Exercise objective
Repeat the entries exactly as they are written.

--------------------

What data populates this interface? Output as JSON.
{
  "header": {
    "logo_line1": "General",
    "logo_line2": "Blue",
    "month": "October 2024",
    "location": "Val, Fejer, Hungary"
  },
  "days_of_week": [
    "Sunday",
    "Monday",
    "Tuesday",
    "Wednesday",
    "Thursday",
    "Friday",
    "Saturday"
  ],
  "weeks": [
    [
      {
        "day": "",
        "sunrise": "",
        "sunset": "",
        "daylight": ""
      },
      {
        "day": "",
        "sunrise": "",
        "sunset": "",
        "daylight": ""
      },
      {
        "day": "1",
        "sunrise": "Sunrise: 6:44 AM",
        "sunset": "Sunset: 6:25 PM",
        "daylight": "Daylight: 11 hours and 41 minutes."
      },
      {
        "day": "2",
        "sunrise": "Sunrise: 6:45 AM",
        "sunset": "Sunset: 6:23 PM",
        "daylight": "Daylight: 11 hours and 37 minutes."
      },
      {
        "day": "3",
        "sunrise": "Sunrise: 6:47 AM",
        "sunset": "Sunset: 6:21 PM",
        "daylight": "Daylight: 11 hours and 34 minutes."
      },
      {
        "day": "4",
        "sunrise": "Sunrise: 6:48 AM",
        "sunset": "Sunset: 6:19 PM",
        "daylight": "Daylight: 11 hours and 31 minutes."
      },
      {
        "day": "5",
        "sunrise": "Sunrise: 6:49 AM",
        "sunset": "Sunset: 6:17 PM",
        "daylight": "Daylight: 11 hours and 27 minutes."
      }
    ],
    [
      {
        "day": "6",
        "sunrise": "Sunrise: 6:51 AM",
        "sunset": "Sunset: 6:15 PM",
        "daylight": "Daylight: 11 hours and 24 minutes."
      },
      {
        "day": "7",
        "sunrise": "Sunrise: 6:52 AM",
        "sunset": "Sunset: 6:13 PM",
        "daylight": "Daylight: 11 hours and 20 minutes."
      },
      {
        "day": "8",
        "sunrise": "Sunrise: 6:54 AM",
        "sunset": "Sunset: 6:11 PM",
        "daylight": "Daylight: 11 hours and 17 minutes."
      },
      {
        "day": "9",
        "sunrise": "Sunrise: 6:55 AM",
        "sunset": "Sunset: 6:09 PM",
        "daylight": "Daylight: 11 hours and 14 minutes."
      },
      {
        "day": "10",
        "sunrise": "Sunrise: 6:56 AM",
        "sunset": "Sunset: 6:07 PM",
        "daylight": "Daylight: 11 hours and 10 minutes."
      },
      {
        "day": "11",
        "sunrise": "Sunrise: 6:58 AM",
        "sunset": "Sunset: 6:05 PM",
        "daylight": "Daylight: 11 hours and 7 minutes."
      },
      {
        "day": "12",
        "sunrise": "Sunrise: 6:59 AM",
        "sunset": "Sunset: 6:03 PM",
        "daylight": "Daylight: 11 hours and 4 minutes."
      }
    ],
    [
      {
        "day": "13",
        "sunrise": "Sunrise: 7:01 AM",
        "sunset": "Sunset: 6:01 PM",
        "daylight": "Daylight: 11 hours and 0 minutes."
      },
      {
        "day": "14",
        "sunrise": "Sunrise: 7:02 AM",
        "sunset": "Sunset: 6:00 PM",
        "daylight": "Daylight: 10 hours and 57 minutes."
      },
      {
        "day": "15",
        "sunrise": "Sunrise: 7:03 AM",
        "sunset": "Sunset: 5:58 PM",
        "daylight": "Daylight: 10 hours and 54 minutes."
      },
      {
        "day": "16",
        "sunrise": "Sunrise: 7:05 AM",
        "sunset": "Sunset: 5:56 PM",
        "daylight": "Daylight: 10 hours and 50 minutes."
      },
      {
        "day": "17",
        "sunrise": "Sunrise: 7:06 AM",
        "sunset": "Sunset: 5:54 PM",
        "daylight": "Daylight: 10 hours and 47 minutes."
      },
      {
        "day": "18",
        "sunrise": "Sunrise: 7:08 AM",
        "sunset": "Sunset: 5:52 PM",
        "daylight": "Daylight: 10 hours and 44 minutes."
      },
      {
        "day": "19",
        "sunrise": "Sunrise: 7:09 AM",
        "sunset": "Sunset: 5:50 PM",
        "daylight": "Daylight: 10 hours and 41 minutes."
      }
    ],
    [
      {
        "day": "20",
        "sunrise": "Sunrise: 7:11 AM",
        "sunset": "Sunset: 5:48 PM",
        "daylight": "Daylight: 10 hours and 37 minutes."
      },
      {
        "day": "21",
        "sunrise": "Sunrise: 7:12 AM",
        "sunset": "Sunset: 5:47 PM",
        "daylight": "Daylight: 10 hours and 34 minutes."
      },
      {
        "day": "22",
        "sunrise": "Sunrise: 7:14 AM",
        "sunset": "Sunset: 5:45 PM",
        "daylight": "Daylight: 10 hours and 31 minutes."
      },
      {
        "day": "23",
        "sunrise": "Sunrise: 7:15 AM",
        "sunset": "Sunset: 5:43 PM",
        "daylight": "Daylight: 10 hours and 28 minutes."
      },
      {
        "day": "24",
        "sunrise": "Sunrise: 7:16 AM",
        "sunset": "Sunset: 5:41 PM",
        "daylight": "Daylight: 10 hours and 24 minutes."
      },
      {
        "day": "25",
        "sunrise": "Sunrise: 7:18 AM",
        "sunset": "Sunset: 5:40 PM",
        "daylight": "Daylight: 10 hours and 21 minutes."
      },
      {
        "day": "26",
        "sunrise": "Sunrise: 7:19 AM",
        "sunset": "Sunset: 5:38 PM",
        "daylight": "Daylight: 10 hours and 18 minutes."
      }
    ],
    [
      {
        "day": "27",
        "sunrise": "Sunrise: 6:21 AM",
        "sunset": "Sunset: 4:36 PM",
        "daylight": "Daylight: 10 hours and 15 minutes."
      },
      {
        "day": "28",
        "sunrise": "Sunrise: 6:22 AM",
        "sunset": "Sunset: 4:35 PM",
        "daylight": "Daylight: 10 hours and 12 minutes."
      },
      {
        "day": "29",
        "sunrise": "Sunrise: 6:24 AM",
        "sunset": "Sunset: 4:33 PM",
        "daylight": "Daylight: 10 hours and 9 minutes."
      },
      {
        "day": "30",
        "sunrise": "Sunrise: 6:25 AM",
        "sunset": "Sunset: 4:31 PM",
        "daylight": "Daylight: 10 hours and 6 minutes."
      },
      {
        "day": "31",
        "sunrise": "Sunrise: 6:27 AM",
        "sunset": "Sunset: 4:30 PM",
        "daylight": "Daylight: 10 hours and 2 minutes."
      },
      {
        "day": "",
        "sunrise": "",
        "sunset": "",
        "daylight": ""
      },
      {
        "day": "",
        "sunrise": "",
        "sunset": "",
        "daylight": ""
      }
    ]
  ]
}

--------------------

Completed task
What data populates this interface? Output as JSON.
{
  "header": {
    "logo_line1": "General",
    "logo_line2": "Blue",
    "month": "October 2024",
    "location": "Val, Fejer, Hungary"
  },
  "days_of_week": [
    "Sunday",
    "Monday",
    "Tuesday",
    "Wednesday",
    "Thursday",
    "Friday",
    "Saturday"
  ],
  "weeks": [
    [
      {
        "day": "",
        "sunrise": "",
        "sunset": "",
        "daylight": ""
      },
      {
        "day": "",
        "sunrise": "",
        "sunset": "",
        "daylight": ""
      },
      {
        "day": "1",
        "sunrise": "Sunrise: 6:44 AM",
        "sunset": "Sunset: 6:25 PM",
        "daylight": "Daylight: 11 hours and 41 minutes."
      },
      {
        "day": "2",
        "sunrise": "Sunrise: 6:45 AM",
        "sunset": "Sunset: 6:23 PM",
        "daylight": "Daylight: 11 hours and 37 minutes."
      },
      {
        "day": "3",
        "sunrise": "Sunrise: 6:47 AM",
        "sunset": "Sunset: 6:21 PM",
        "daylight": "Daylight: 11 hours and 34 minutes."
      },
      {
        "day": "4",
        "sunrise": "Sunrise: 6:48 AM",
        "sunset": "Sunset: 6:19 PM",
        "daylight": "Daylight: 11 hours and 31 minutes."
      },
      {
        "day": "5",
        "sunrise": "Sunrise: 6:49 AM",
        "sunset": "Sunset: 6:17 PM",
        "daylight": "Daylight: 11 hours and 27 minutes."
      }
    ],
    [
      {
        "day": "6",
        "sunrise": "Sunrise: 6:51 AM",
        "sunset": "Sunset: 6:15 PM",
        "daylight": "Daylight: 11 hours and 24 minutes."
      },
      {
        "day": "7",
        "sunrise": "Sunrise: 6:52 AM",
        "sunset": "Sunset: 6:13 PM",
        "daylight": "Daylight: 11 hours and 20 minutes."
      },
      {
        "day": "8",
        "sunrise": "Sunrise: 6:54 AM",
        "sunset": "Sunset: 6:11 PM",
        "daylight": "Daylight: 11 hours and 17 minutes."
      },
      {
        "day": "9",
        "sunrise": "Sunrise: 6:55 AM",
        "sunset": "Sunset: 6:09 PM",
        "daylight": "Daylight: 11 hours and 14 minutes."
      },
      {
        "day": "10",
        "sunrise": "Sunrise: 6:56 AM",
        "sunset": "Sunset: 6:07 PM",
        "daylight": "Daylight: 11 hours and 10 minutes."
      },
      {
        "day": "11",
        "sunrise": "Sunrise: 6:58 AM",
        "sunset": "Sunset: 6:05 PM",
        "daylight": "Daylight: 11 hours and 7 minutes."
      },
      {
        "day": "12",
        "sunrise": "Sunrise: 6:59 AM",
        "sunset": "Sunset: 6:03 PM",
        "daylight": "Daylight: 11 hours and 4 minutes."
      }
    ],
    [
      {
        "day": "13",
        "sunrise": "Sunrise: 7:01 AM",
        "sunset": "Sunset: 6:01 PM",
        "daylight": "Daylight: 11 hours and 0 minutes."
      },
      {
        "day": "14",
        "sunrise": "Sunrise: 7:02 AM",
        "sunset": "Sunset: 6:00 PM",
        "daylight": "Daylight: 10 hours and 57 minutes."
      },
      {
        "day": "15",
        "sunrise": "Sunrise: 7:03 AM",
        "sunset": "Sunset: 5:58 PM",
        "daylight": "Daylight: 10 hours and 54 minutes."
      },
      {
        "day": "16",
        "sunrise": "Sunrise: 7:05 AM",
        "sunset": "Sunset: 5:56 PM",
        "daylight": "Daylight: 10 hours and 50 minutes."
      },
      {
        "day": "17",
        "sunrise": "Sunrise: 7:06 AM",
        "sunset": "Sunset: 5:54 PM",
        "daylight": "Daylight: 10 hours and 47 minutes."
      },
      {
        "day": "18",
        "sunrise": "Sunrise: 7:08 AM",
        "sunset": "Sunset: 5:52 PM",
        "daylight": "Daylight: 10 hours and 44 minutes."
      },
      {
        "day": "19",
        "sunrise": "Sunrise: 7:09 AM",
        "sunset": "Sunset: 5:50 PM",
        "daylight": "Daylight: 10 hours and 41 minutes."
      }
    ],
    [
      {
        "day": "20",
        "sunrise": "Sunrise: 7:11 AM",
        "sunset": "Sunset: 5:48 PM",
        "daylight": "Daylight: 10 hours and 37 minutes."
      },
      {
        "day": "21",
        "sunrise": "Sunrise: 7:12 AM",
        "sunset": "Sunset: 5:47 PM",
        "daylight": "Daylight: 10 hours and 34 minutes."
      },
      {
        "day": "22",
        "sunrise": "Sunrise: 7:14 AM",
        "sunset": "Sunset: 5:45 PM",
        "daylight": "Daylight: 10 hours and 31 minutes."
      },
      {
        "day": "23",
        "sunrise": "Sunrise: 7:15 AM",
        "sunset": "Sunset: 5:43 PM",
        "daylight": "Daylight: 10 hours and 28 minutes."
      },
      {
        "day": "24",
        "sunrise": "Sunrise: 7:16 AM",
        "sunset": "Sunset: 5:41 PM",
        "daylight": "Daylight: 10 hours and 24 minutes."
      },
      {
        "day": "25",
        "sunrise": "Sunrise: 7:18 AM",
        "sunset": "Sunset: 5:40 PM",
        "daylight": "Daylight: 10 hours and 21 minutes."
      },
      {
        "day": "26",
        "sunrise": "Sunrise: 7:19 AM",
        "sunset": "Sunset: 5:38 PM",
        "daylight": "Daylight: 10 hours and 18 minutes."
      }
    ],
    [
      {
        "day": "27",
        "sunrise": "Sunrise: 6:21 AM",
        "sunset": "Sunset: 4:36 PM",
        "daylight": "Daylight: 10 hours and 15 minutes."
      },
      {
        "day": "28",
        "sunrise": "Sunrise: 6:22 AM",
        "sunset": "Sunset: 4:35 PM",
        "daylight": "Daylight: 10 hours and 12 minutes."
      },
      {
        "day": "29",
        "sunrise": "Sunrise: 6:24 AM",
        "sunset": "Sunset: 4:33 PM",
        "daylight": "Daylight: 10 hours and 9 minutes."
      },
      {
        "day": "30",
        "sunrise": "Sunrise: 6:25 AM",
        "sunset": "Sunset: 4:31 PM",
        "daylight": "Daylight: 10 hours and 6 minutes."
      },
      {
        "day": "31",
        "sunrise": "Sunrise: 6:27 AM",
        "sunset": "Sunset: 4:30 PM",
        "daylight": "Daylight: 10 hours and 2 minutes."
      },
      {
        "day": "",
        "sunrise": "",
        "sunset": "",
        "daylight": ""
      },
      {
        "day": "",
        "sunrise": "",
        "sunset": "",
        "daylight": ""
      }
    ]
  ]
}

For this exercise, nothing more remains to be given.